By Bulawayo Correspondent
PARTICIPANTS at a Zimbabwe Independent Complaints Commission Bill public hearing in Bulawayo Tuesday called on authorities to spare the quasi-state institutions the involvement of personnel with security sector background amid concerns this compromised the independence of the commissions.
The joint Parliamentary Portfolio Committee on Justice, Legal and Parliamentary Affairs and Defence and Home Affairs is conducting public hearings across the country to solicit for public views on the new Bill whose objective is to provide for the establishment of an independent complaints mechanism for members of the public against members of security services in line with Section 210 of the Constitution.
“We want a truly independent and transparent commission which is not dominated by representatives of political parties.
“We call for the appointment of a competent spokesperson who will be able to respond to requests for information from the media.
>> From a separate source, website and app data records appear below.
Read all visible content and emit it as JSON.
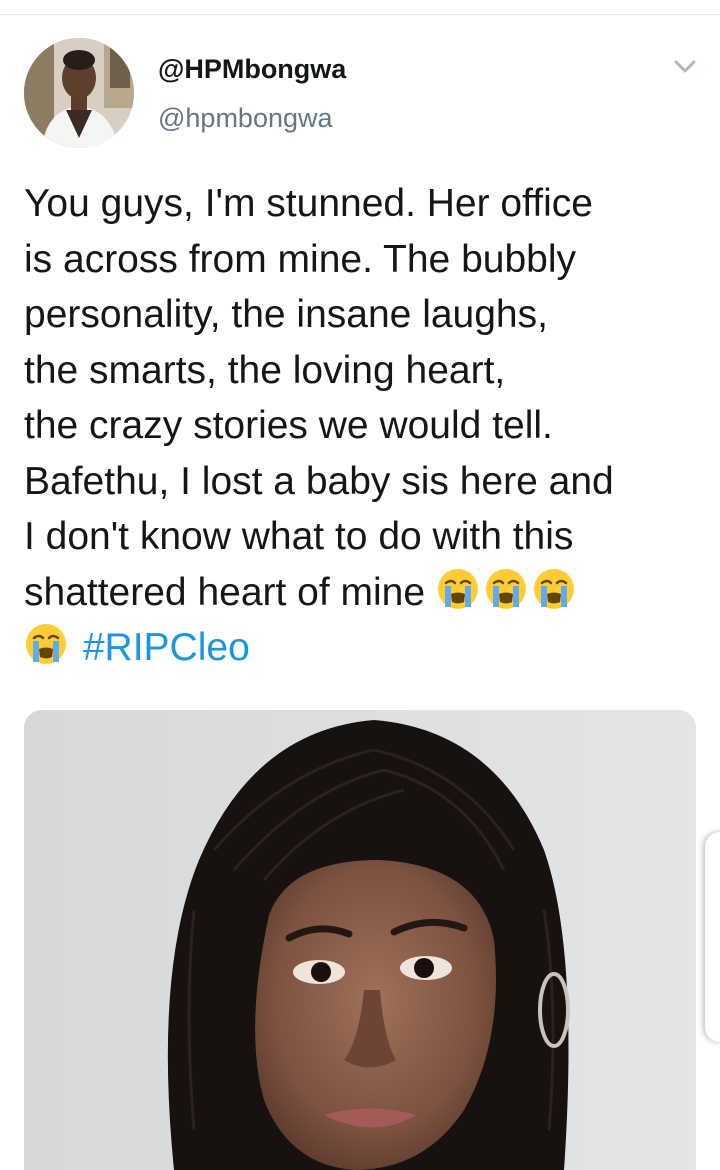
{
  "tweet": {
    "display_name": "@HPMbongwa",
    "handle": "@hpmbongwa",
    "text_lines": [
      "You guys, I'm stunned. Her office",
      "is across from mine. The bubbly",
      "personality, the insane laughs,",
      "the smarts, the loving heart,",
      "the crazy stories we would tell.",
      "Bafethu, I lost a baby sis here and",
      "I don't know what to do with this",
      "shattered heart of mine"
    ],
    "hashtag": "#RIPCleo",
    "emoji": "loudly-crying-face",
    "emoji_count_line8": 3,
    "emoji_count_line9": 1
  },
  "icons": {
    "chevron": "chevron-down-icon"
  },
  "colors": {
    "text": "#14171a",
    "secondary": "#657786",
    "link": "#1b95e0",
    "divider": "#e1e8ed"
  }
}
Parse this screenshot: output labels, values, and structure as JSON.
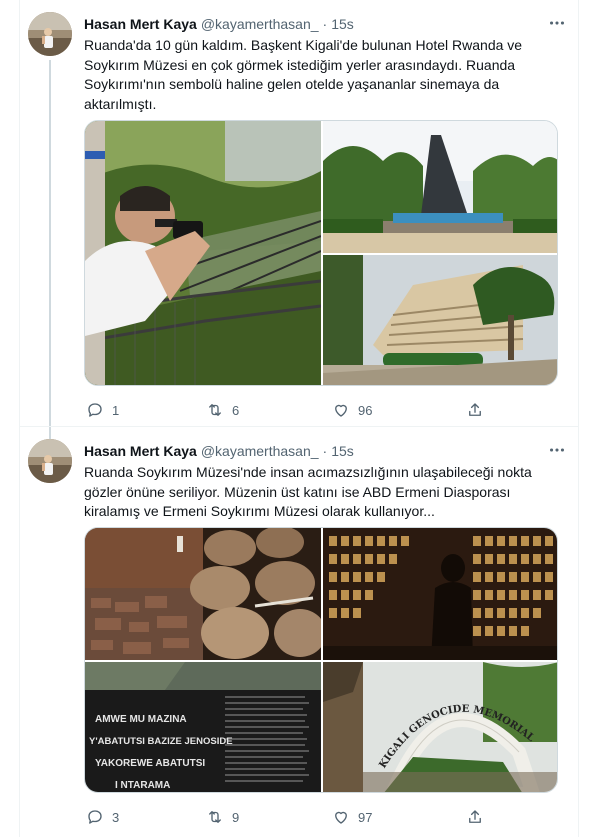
{
  "tweets": [
    {
      "author_name": "Hasan Mert Kaya",
      "handle": "@kayamerthasan_",
      "separator": "·",
      "time": "15s",
      "text": "Ruanda'da 10 gün kaldım. Başkent Kigali'de bulunan Hotel Rwanda ve Soykırım Müzesi en çok görmek istediğim yerler arasındaydı. Ruanda Soykırımı'nın sembolü haline gelen otelde yaşananlar sinemaya da aktarılmıştı.",
      "stats": {
        "replies": "1",
        "retweets": "6",
        "likes": "96"
      }
    },
    {
      "author_name": "Hasan Mert Kaya",
      "handle": "@kayamerthasan_",
      "separator": "·",
      "time": "15s",
      "text": "Ruanda Soykırım Müzesi'nde insan acımazsızlığının ulaşabileceği nokta gözler önüne seriliyor. Müzenin üst katını ise ABD Ermeni Diasporası kiralamış ve Ermeni Soykırımı Müzesi olarak kullanıyor...",
      "stats": {
        "replies": "3",
        "retweets": "9",
        "likes": "97"
      },
      "image_texts": {
        "wall_line1": "AMWE MU MAZINA",
        "wall_line2": "Y'ABATUTSI BAZIZE JENOSIDE",
        "wall_line3": "YAKOREWE ABATUTSI",
        "wall_line4": "I NTARAMA",
        "arch_sign": "KIGALI GENOCIDE MEMORIAL"
      }
    }
  ],
  "icons": {
    "more": "more-horizontal-icon",
    "reply": "reply-icon",
    "retweet": "retweet-icon",
    "like": "heart-icon",
    "share": "share-icon"
  },
  "colors": {
    "text_primary": "#0f1419",
    "text_secondary": "#536471",
    "border": "#cfd9de",
    "thread_line": "#cfd9de"
  }
}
“The person must be able to decipher what is in the public interest against sensitive issues that may require the protection of certain individuals,” said a participant at the meeting.
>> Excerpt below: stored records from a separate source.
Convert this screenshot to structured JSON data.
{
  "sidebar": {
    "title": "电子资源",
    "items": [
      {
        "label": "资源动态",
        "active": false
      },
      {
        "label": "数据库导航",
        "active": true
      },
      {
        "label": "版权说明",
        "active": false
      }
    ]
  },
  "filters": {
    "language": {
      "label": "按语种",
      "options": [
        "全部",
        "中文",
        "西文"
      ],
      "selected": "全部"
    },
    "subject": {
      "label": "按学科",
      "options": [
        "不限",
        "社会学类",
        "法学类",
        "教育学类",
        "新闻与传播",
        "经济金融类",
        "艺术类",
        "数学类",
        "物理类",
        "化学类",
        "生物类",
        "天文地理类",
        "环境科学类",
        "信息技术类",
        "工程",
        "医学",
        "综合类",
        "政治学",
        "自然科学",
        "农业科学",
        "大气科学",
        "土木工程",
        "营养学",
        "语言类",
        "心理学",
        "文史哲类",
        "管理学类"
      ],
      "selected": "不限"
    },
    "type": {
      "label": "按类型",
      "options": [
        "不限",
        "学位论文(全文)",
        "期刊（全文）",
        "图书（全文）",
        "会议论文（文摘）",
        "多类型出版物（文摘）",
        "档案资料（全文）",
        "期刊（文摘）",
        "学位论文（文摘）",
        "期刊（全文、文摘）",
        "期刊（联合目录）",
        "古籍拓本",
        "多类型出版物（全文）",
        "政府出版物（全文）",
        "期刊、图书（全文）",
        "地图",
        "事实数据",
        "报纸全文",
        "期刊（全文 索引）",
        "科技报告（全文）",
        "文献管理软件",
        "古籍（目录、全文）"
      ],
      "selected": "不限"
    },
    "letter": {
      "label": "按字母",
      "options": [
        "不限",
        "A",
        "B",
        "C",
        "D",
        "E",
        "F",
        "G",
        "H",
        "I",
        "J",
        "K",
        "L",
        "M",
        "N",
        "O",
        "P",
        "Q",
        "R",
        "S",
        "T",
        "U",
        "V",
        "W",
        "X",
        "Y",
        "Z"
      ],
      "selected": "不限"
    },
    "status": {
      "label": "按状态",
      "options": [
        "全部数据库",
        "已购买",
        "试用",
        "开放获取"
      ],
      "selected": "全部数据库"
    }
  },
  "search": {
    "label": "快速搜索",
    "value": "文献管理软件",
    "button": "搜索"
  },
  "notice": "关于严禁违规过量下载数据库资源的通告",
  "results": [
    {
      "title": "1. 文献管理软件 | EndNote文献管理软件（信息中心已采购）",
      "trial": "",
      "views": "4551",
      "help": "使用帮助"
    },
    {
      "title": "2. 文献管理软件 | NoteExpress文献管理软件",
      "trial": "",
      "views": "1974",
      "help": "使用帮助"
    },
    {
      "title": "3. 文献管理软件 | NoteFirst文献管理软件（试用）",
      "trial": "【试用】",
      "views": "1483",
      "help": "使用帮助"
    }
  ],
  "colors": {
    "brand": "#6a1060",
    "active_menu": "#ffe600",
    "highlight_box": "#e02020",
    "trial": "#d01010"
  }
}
Another participant said no serving or retired security service member should be allowed to become a commissioner.
“We do not want the current scenario where most of the Commissions are full of retired soldiers.
“I do not think it is appropriate for any ex-security service member to be involved in the Commission because the security sector has been accused of violating human rights.
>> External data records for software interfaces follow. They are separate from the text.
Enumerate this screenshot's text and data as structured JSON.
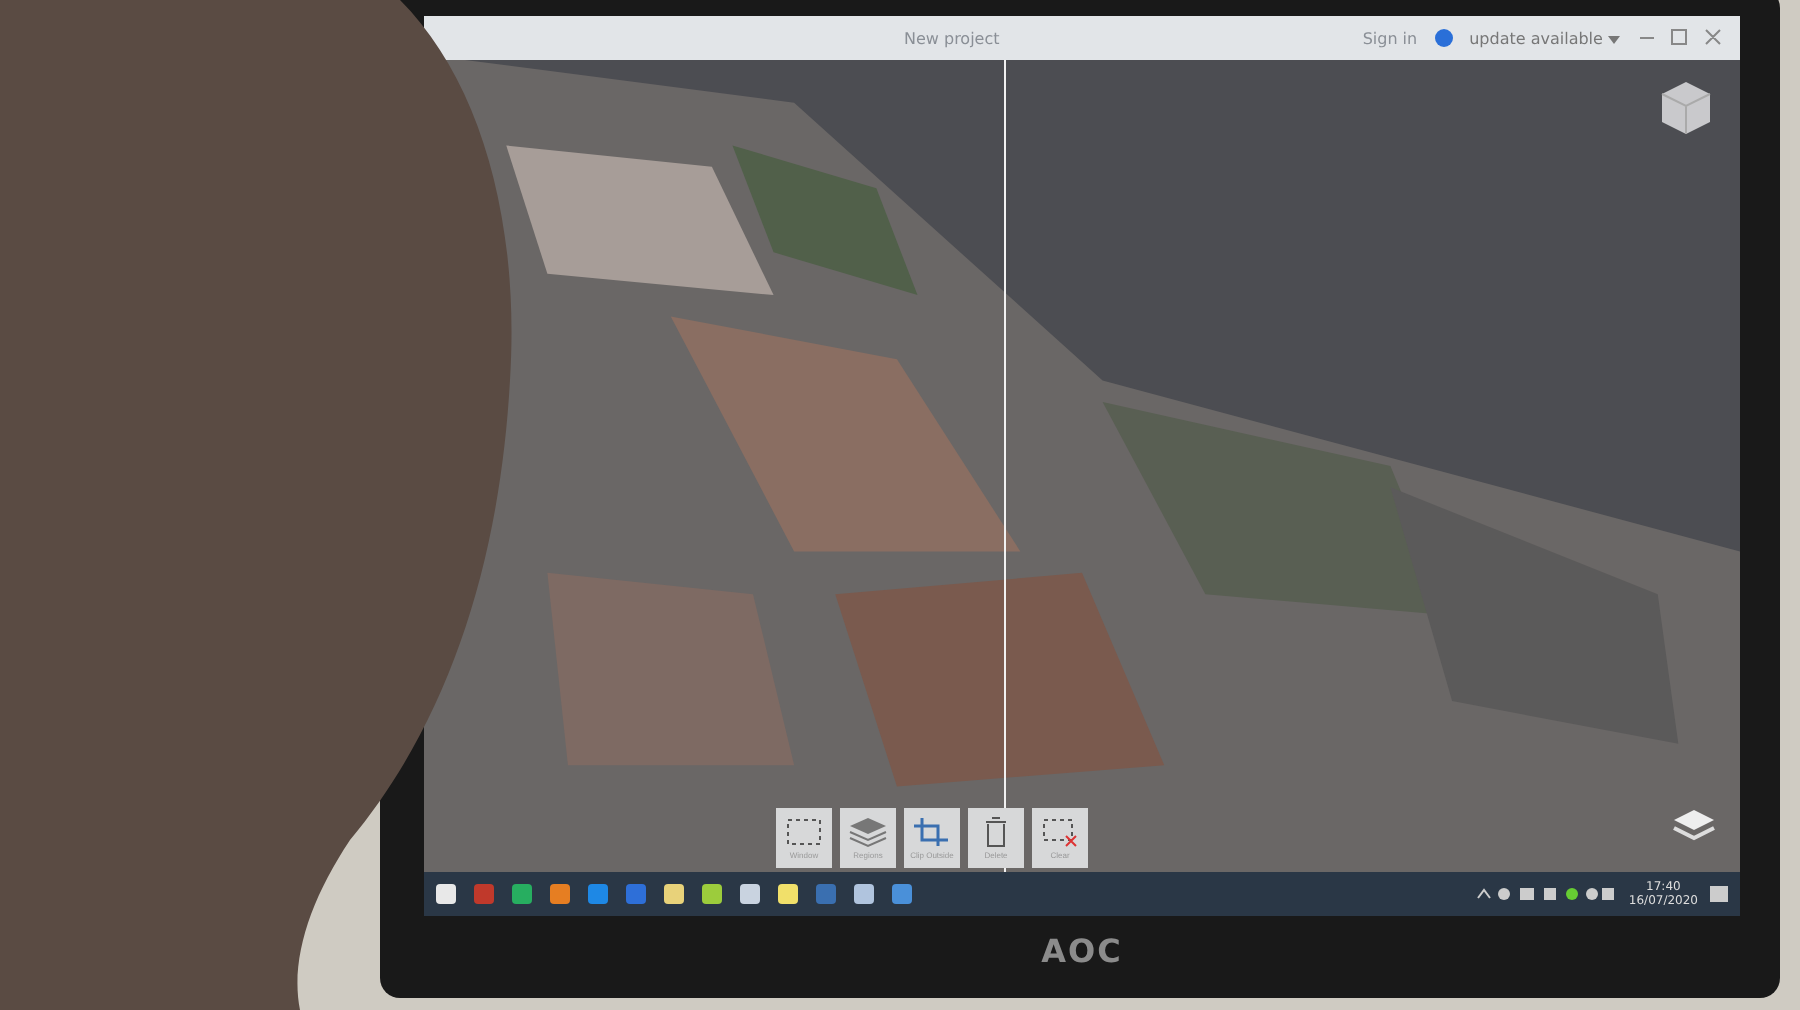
{
  "window": {
    "title": "New project"
  },
  "header": {
    "sign_in": "Sign in",
    "update": "update available"
  },
  "toolbar": [
    {
      "kind": "window",
      "label": "Window"
    },
    {
      "kind": "regions",
      "label": "Regions"
    },
    {
      "kind": "clip",
      "label": "Clip Outside"
    },
    {
      "kind": "delete",
      "label": "Delete"
    },
    {
      "kind": "clear",
      "label": "Clear"
    }
  ],
  "tray": {
    "time": "17:40",
    "date": "16/07/2020"
  },
  "monitor": {
    "brand": "AOC"
  }
}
“We need civilians in the Commission who are not compromised,” the participant told Umzingwane legislator Rtd Brig-General chaired Levi Mayihlome committee.
The Bill, which has already been approved by cabinet, will enable complaints from citizens against members of the security services to be investigated.
Recently, a United Nations expert outlined a slew of “extremely disturbing” abuses by Zimbabwe’s security forces at the conclusion of a fact-finding mission to the country.
Clement Nyaletsossi Voule, the UN special rapporteur on the rights to freedom of peaceful assembly and of association, issued a statement describing reports of excessive, disproportionate and lethal use of force against protesters, through the use of teargas, batons and live ammunition.
The committee has divided itself into two groups with group B focusing on the Southern region while group A is focusing on the northern region.